■ **EXERCISE DIRECTIONS**:
Read through the lines below for the string "user" and copy each one that has it.

:: STORED DATA

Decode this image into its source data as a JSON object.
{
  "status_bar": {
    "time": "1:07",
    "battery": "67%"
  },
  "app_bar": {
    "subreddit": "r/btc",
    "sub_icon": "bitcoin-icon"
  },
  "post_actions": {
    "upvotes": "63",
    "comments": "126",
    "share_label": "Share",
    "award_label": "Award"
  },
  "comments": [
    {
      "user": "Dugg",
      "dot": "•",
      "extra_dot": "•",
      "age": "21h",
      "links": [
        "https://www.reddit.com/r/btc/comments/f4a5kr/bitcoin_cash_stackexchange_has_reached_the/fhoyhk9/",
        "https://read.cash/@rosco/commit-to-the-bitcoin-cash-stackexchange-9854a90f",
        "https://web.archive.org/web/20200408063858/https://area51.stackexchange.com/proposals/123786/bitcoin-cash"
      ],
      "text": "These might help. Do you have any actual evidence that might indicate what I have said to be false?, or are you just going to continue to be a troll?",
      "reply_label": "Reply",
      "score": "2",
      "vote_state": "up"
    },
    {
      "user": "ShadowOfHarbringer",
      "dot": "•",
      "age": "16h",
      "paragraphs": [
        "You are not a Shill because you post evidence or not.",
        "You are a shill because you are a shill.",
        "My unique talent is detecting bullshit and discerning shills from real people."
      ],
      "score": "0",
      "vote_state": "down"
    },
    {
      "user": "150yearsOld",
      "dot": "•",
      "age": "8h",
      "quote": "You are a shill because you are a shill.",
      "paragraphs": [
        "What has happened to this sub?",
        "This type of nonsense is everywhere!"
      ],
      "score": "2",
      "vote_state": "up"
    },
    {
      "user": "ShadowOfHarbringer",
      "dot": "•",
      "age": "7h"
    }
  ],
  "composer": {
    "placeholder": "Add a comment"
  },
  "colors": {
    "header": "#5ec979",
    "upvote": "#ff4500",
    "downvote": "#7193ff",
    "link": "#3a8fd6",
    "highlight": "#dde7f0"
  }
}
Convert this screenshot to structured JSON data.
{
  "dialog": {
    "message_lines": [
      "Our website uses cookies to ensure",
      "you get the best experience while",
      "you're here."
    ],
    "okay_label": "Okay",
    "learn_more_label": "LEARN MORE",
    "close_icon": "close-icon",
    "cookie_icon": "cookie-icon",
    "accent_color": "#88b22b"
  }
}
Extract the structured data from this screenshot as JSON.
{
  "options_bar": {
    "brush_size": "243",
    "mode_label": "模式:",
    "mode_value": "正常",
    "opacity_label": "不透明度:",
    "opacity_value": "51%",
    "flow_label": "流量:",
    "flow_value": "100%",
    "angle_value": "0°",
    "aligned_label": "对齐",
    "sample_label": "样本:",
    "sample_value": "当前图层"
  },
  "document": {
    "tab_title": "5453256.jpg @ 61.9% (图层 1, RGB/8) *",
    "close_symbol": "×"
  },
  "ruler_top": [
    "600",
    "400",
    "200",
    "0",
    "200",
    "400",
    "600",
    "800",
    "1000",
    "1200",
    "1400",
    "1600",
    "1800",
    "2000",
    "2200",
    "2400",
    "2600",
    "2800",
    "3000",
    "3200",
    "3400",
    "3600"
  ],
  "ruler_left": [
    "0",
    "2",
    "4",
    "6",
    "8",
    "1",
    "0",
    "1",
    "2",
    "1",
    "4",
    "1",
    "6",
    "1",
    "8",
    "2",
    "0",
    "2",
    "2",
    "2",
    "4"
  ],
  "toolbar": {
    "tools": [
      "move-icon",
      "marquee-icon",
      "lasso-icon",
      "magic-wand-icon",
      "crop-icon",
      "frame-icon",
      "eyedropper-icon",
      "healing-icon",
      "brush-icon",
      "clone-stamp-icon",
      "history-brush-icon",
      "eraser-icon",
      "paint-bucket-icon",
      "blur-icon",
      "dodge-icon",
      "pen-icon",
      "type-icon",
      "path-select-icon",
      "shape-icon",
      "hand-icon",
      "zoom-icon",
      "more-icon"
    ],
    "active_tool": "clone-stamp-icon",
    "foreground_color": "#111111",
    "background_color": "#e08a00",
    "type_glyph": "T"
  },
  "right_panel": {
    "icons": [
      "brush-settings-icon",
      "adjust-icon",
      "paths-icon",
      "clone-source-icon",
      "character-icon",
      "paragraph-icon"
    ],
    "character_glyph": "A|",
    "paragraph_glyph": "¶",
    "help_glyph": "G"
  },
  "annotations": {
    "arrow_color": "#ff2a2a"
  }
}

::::

■ **WRITTEN SOLUTION**:
      "user": "Dugg",
      "user": "ShadowOfHarbringer",
      "user": "150yearsOld",
      "user": "ShadowOfHarbringer",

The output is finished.